TASK STATEMENT =>
Copy each line of the material beneath that holds the word "updater".

--- DATA SUPPLIED Enclosed Below ---

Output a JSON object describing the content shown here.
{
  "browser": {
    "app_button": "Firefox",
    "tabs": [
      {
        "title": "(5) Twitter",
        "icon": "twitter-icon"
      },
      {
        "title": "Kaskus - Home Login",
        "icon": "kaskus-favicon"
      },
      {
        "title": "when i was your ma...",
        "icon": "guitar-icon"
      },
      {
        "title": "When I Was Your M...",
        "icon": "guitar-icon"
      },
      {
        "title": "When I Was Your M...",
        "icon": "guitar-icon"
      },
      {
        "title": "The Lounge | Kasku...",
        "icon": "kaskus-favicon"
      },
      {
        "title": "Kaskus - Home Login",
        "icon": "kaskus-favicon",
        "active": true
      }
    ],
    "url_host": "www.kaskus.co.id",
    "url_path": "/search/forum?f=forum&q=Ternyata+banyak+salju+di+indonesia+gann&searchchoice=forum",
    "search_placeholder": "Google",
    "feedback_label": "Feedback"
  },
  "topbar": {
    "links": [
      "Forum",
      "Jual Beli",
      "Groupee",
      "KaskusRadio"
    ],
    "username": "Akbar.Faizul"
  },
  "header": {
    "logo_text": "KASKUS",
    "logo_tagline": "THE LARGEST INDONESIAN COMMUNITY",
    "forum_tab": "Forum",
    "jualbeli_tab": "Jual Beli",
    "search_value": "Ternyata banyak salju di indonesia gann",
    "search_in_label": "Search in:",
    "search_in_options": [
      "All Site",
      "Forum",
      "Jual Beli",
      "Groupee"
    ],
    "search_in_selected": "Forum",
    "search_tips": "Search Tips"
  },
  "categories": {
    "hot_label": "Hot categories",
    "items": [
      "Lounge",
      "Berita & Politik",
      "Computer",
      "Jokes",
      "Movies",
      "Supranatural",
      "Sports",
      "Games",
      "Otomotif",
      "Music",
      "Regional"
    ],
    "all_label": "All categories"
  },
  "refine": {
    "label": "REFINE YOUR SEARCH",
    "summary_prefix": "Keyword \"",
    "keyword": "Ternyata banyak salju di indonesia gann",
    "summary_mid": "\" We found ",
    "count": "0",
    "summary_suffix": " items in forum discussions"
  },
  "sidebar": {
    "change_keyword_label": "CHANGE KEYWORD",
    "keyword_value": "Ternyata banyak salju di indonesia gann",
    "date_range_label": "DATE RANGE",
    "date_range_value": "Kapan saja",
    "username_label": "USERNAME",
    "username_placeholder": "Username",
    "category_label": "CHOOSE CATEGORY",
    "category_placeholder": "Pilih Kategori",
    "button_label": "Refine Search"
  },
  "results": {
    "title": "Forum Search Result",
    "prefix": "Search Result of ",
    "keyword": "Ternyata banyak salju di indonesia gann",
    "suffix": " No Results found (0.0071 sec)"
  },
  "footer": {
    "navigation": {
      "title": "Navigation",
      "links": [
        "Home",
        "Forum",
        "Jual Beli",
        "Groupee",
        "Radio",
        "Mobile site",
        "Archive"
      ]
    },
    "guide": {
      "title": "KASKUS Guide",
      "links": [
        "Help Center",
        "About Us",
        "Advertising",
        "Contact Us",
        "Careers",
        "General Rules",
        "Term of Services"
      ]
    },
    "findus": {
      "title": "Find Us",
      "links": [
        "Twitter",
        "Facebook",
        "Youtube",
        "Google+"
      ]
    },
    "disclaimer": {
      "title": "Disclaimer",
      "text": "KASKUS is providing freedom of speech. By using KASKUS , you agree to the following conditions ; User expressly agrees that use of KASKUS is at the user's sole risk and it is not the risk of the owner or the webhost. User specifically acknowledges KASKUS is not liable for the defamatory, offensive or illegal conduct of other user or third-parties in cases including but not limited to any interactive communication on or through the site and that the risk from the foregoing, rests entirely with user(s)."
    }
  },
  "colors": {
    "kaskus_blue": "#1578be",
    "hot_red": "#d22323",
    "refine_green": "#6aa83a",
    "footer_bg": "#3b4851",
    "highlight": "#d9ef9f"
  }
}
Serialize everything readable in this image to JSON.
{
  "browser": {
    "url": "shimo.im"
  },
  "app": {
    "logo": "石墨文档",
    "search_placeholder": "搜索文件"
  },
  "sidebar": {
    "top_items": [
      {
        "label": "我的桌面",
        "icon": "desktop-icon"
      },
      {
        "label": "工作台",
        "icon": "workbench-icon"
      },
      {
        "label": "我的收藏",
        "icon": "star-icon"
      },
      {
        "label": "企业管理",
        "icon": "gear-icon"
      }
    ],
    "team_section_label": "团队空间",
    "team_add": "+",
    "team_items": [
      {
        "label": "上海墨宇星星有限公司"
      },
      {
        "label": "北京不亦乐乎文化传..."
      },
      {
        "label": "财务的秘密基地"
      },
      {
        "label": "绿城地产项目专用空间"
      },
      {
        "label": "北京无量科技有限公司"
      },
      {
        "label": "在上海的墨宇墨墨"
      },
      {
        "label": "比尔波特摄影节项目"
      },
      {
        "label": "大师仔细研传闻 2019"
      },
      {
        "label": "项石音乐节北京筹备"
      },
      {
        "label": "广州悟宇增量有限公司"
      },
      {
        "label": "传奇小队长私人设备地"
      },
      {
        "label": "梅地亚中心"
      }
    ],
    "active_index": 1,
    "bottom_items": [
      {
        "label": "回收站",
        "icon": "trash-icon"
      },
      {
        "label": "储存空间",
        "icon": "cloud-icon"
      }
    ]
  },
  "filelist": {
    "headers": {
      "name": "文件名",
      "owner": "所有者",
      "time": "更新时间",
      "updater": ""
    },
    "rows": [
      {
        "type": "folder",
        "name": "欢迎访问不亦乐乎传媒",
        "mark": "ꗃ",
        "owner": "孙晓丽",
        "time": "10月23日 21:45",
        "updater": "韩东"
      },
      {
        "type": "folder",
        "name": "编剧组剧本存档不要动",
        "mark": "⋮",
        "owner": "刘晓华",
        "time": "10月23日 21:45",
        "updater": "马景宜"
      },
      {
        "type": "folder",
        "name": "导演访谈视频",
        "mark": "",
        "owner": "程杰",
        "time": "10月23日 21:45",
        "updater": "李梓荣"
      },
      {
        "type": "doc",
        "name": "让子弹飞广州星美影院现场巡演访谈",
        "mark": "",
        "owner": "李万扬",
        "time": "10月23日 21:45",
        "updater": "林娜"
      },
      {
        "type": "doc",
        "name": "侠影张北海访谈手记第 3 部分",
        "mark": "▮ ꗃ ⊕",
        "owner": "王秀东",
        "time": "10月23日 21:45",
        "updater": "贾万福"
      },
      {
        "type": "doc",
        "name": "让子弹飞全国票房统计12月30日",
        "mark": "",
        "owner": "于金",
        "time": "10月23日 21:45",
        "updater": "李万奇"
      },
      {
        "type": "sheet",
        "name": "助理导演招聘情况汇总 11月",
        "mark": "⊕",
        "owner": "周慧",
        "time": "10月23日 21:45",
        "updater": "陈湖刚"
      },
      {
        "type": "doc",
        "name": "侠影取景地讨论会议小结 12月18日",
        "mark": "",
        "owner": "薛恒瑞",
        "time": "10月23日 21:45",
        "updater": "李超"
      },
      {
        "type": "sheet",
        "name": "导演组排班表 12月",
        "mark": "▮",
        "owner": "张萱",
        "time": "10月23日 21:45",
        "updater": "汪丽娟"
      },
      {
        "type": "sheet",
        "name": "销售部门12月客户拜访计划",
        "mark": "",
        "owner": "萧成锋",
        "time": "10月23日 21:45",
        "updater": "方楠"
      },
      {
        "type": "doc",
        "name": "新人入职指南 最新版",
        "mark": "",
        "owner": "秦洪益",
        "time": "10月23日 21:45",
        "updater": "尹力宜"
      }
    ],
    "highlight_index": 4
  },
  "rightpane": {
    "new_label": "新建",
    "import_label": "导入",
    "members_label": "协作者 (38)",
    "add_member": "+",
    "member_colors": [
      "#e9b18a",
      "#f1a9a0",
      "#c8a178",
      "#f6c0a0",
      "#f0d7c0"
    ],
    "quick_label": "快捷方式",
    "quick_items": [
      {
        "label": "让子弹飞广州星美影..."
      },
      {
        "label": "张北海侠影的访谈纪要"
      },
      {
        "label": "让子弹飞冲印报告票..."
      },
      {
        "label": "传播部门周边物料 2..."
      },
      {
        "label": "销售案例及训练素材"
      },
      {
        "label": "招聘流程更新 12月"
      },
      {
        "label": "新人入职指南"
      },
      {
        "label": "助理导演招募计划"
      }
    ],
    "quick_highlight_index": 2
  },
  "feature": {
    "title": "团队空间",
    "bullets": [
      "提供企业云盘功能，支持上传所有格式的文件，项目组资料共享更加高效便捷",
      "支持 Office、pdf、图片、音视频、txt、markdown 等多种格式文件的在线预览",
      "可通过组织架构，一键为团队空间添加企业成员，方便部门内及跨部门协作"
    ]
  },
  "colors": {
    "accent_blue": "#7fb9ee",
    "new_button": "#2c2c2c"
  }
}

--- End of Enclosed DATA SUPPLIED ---

PROBLEM SOLUTION =>
      "updater": ""
        "updater": "韩东"
        "updater": "马景宜"
        "updater": "李梓荣"
        "updater": "林娜"
        "updater": "贾万福"
        "updater": "李万奇"
        "updater": "陈湖刚"
        "updater": "李超"
        "updater": "汪丽娟"
        "updater": "方楠"
        "updater": "尹力宜"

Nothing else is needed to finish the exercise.